To the Editor: We appreciate the comments by Drs. Caplan, Querques, Freudenreich, and Kontos on the consultation-liaison psychiatrist’s perspective regarding the effect of work-hour regulation on the declining “ownership” of patients by non-psychiatrist physicians. One potential cost of work-hour regulations is that these requirements may further fragment the already complex and confusing team-based care that often occurs in general hospital services. In these settings, multiple teams of consultants, residents, and fellows and rotating hospitalist-physicians strive to provide comprehensive, 24-hour, 7-day-per-week care to very sick patients who are often cognitively impaired by the nature of their medical and surgical conditions. Many patients have difficulty knowing who their “doctor” is.

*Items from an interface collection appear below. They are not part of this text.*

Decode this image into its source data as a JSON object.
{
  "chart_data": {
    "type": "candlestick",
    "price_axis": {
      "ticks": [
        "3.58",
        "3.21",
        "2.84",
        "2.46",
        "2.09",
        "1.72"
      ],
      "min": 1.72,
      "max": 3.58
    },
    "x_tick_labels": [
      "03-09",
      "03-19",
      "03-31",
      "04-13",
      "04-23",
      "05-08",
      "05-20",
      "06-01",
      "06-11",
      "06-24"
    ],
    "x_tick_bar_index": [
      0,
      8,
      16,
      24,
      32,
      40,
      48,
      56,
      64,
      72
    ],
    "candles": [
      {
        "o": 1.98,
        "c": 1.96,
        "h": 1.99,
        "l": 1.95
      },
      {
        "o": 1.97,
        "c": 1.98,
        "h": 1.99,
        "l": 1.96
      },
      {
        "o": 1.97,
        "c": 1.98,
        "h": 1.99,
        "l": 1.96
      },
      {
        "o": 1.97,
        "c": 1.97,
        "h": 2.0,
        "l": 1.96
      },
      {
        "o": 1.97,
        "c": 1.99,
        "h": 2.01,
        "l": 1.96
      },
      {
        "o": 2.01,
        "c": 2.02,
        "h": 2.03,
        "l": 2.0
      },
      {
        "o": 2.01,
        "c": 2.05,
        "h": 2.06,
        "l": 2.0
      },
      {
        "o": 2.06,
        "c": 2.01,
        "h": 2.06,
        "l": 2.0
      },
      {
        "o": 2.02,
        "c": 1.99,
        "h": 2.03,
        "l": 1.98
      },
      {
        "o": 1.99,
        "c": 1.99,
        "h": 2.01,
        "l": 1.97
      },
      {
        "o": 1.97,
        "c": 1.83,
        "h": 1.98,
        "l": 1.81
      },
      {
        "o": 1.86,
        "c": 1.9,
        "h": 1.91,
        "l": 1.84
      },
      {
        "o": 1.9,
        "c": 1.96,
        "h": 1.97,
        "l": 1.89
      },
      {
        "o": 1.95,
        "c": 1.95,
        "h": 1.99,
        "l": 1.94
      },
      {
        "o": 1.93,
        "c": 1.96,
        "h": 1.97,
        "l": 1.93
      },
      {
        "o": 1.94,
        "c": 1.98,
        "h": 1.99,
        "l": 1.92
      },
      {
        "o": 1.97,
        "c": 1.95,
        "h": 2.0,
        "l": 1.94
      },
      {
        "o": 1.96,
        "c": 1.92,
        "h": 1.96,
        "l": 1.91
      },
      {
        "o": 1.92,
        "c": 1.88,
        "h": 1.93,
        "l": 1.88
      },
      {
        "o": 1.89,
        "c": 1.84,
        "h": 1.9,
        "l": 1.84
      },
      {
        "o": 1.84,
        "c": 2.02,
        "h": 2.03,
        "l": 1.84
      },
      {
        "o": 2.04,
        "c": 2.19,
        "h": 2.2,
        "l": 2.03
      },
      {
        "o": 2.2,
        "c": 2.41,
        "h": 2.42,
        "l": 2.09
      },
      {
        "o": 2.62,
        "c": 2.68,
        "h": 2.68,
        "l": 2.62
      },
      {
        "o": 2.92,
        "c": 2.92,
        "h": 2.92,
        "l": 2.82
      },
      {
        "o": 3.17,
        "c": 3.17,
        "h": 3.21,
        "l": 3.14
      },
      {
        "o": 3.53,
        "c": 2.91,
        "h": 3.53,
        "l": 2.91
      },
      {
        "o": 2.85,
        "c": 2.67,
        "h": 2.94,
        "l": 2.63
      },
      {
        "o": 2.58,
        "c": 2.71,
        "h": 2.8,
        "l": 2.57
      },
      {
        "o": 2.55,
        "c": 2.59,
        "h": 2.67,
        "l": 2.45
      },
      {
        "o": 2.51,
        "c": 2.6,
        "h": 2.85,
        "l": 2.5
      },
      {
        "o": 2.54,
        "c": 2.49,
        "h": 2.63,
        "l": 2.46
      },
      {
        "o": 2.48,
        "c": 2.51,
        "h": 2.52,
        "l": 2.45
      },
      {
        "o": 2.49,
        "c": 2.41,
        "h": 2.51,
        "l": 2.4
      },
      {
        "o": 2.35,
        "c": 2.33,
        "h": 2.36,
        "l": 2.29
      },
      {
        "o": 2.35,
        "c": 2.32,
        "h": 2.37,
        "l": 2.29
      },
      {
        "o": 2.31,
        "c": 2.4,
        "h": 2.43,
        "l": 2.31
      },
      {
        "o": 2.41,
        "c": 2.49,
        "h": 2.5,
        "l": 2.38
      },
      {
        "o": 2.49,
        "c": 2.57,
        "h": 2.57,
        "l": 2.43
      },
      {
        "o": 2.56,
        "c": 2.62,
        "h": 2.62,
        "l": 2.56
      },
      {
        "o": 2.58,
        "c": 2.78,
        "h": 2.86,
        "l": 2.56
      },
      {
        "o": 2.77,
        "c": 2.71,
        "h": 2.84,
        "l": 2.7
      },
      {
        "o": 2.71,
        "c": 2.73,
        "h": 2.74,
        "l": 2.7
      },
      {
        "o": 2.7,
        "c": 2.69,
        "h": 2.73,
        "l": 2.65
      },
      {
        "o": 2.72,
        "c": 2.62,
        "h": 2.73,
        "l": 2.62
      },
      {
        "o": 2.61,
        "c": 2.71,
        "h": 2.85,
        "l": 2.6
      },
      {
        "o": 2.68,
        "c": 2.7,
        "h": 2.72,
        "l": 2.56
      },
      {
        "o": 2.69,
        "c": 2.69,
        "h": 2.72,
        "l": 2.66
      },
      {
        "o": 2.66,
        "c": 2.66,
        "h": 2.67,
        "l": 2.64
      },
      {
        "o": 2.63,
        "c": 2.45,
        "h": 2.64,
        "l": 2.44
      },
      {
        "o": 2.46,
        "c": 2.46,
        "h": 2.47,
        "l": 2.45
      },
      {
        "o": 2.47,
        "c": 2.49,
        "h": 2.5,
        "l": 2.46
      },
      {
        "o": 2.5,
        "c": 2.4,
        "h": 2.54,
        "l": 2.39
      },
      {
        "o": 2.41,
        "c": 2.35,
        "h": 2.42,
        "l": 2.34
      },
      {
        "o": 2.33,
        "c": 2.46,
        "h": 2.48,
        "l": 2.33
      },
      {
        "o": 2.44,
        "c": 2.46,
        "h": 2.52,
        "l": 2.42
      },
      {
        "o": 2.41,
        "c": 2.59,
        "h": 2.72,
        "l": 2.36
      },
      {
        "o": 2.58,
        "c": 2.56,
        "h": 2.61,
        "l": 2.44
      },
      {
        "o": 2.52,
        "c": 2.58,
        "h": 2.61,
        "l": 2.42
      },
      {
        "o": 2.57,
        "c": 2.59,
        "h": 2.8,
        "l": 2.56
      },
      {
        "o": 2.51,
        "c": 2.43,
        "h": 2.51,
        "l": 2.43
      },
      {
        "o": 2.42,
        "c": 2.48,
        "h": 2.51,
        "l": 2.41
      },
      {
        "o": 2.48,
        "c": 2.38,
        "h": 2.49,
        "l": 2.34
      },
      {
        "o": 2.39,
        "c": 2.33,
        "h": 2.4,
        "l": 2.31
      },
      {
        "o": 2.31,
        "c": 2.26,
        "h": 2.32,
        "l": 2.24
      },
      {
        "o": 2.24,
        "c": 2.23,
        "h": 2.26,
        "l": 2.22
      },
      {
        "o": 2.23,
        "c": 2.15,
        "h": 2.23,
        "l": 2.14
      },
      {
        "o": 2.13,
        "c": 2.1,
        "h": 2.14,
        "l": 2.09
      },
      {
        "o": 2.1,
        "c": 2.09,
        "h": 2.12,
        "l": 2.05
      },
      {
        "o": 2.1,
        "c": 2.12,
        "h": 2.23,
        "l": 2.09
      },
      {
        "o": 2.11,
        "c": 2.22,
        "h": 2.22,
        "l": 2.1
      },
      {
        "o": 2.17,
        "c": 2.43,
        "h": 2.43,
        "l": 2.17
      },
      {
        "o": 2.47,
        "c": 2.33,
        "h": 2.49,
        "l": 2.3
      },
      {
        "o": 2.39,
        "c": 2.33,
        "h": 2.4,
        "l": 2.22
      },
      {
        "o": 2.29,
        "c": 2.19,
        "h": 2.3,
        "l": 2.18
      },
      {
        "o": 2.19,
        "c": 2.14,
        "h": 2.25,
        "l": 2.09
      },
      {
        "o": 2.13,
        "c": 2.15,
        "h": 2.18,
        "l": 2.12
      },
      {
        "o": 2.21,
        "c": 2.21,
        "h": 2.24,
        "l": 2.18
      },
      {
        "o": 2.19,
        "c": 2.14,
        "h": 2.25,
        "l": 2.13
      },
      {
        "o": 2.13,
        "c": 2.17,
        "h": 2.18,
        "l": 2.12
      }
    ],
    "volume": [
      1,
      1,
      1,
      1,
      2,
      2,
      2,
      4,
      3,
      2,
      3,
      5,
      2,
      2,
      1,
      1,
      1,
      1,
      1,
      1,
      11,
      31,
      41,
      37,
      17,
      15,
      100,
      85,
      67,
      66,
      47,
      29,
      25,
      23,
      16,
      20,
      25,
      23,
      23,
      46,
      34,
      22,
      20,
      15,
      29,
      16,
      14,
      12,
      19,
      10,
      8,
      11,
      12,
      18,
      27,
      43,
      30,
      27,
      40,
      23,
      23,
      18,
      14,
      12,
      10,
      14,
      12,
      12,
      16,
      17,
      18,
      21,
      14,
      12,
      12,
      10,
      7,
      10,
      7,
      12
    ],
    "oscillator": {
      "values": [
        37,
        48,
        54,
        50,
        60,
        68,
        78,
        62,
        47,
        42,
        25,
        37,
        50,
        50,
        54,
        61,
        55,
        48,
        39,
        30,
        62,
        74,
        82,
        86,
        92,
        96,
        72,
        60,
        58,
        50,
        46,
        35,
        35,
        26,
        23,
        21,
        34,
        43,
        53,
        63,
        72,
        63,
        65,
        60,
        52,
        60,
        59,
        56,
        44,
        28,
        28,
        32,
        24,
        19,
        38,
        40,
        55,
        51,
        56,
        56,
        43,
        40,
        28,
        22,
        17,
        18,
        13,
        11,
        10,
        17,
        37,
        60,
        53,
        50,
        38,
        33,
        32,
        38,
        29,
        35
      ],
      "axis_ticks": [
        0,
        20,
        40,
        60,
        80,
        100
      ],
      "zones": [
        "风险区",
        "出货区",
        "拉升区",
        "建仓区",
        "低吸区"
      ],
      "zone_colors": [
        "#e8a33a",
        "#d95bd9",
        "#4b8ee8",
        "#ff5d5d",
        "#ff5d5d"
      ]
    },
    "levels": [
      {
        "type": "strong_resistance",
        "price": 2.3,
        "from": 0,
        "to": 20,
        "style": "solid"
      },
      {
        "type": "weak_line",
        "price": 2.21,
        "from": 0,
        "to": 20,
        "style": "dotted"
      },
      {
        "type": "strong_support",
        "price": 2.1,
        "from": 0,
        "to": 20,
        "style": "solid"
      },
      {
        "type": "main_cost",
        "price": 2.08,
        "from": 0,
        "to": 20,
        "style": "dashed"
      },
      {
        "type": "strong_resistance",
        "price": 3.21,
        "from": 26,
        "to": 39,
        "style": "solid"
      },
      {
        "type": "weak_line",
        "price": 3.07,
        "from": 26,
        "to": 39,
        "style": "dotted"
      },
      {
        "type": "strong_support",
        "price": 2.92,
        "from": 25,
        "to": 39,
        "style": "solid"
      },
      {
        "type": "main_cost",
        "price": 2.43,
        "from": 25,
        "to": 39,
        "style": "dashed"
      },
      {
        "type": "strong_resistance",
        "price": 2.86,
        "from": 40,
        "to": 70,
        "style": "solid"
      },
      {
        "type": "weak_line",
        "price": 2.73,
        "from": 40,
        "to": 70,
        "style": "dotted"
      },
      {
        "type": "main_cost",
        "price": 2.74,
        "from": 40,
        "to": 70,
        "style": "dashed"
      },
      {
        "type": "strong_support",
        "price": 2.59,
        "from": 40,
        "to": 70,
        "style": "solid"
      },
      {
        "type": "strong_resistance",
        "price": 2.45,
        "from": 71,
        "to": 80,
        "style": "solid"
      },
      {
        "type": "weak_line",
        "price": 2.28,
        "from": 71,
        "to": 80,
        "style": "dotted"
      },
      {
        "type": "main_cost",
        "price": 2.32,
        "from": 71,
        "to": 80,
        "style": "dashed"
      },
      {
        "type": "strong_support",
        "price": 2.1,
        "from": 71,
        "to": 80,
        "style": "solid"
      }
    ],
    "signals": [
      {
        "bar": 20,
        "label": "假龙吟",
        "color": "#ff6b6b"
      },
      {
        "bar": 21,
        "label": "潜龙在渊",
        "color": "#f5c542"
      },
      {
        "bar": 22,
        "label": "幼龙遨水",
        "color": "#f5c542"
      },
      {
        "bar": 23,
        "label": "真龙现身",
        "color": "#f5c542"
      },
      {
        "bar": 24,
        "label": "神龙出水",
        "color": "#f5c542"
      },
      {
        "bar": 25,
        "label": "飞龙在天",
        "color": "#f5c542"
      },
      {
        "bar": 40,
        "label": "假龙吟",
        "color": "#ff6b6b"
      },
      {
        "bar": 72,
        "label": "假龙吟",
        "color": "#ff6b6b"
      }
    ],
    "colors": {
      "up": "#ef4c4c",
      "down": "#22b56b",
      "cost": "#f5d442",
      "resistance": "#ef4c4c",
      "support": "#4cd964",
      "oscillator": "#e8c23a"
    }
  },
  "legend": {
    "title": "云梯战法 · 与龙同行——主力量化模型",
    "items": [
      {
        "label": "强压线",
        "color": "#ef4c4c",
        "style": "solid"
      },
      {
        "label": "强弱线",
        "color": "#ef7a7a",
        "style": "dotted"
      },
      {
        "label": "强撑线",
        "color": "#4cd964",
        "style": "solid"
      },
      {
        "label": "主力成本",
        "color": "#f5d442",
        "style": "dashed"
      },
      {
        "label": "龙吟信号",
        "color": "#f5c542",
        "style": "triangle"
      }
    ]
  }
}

Beyond the consultation-liaison environment, how certain are we that the fragmentation of medical services described by Drs. Caplan, Querques, Freudenreich, and Kontos has not transpired in psychiatric units as well? Imposing strict work-hour regulations has, in some settings, further fostered team-based care by psychiatric residents and their co-workers. What are we doing in our own shops to prevent physician-patient relationships between our residents and psychiatric inpatients from being diluted? To what extent do fragmented psychiatric resident work schedules contribute to situations in which non-physician mental health professionals rather than psychiatric residents are—de facto—the ones who provide the primary clinician-patient relationships for psychiatric inpatients? We wouldn’t do that, would we?
The authors’ disclosures accompany the original article.
This letter (doi: 10.1176/appi.ajp.2008.08030404r) was accepted for publication in April 2008.